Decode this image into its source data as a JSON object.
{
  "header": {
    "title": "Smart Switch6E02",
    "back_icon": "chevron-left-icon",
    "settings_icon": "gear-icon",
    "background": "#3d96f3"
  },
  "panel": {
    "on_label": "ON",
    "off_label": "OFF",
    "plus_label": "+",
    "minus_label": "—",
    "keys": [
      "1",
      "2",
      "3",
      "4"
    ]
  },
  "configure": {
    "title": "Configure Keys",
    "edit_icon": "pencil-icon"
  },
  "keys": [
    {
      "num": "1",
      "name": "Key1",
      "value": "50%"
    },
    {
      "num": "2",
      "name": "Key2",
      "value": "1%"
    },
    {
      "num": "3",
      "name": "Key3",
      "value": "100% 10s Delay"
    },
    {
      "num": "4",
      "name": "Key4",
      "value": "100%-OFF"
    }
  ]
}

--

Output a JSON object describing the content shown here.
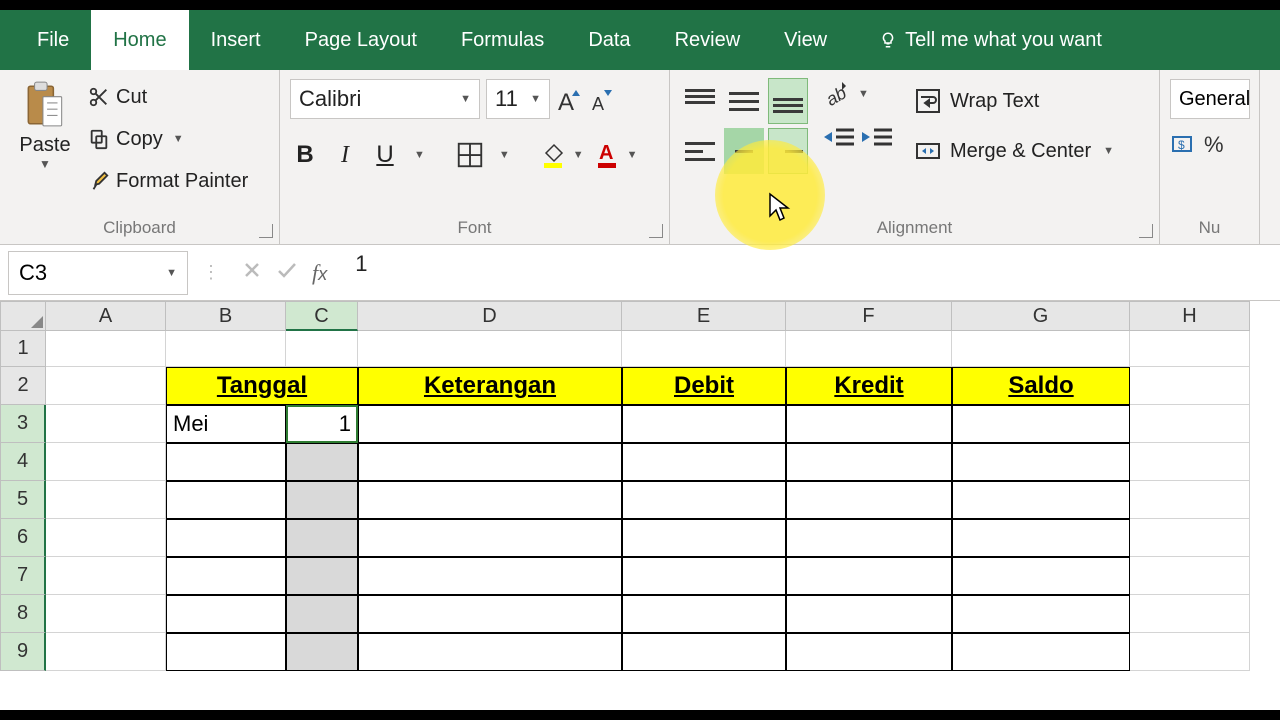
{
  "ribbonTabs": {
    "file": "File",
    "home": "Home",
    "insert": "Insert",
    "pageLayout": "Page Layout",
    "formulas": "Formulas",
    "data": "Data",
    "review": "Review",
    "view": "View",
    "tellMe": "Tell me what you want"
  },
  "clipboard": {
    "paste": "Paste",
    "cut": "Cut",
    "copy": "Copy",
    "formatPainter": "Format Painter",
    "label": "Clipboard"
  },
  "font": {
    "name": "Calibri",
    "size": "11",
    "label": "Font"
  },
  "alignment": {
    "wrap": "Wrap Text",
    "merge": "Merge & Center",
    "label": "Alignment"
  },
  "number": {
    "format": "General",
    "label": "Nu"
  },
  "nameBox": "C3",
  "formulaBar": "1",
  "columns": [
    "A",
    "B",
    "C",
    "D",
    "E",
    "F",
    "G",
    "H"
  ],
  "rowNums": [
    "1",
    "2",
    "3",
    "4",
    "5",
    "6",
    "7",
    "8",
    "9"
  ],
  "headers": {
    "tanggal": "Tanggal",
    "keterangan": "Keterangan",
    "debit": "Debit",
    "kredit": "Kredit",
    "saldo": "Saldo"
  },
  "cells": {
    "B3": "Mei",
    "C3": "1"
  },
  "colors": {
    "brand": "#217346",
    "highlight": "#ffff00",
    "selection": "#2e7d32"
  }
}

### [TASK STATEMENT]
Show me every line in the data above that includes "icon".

### [SOLUTION FOR THIS PROBLEM]
    "back_icon": "chevron-left-icon",
    "settings_icon": "gear-icon",
    "edit_icon": "pencil-icon"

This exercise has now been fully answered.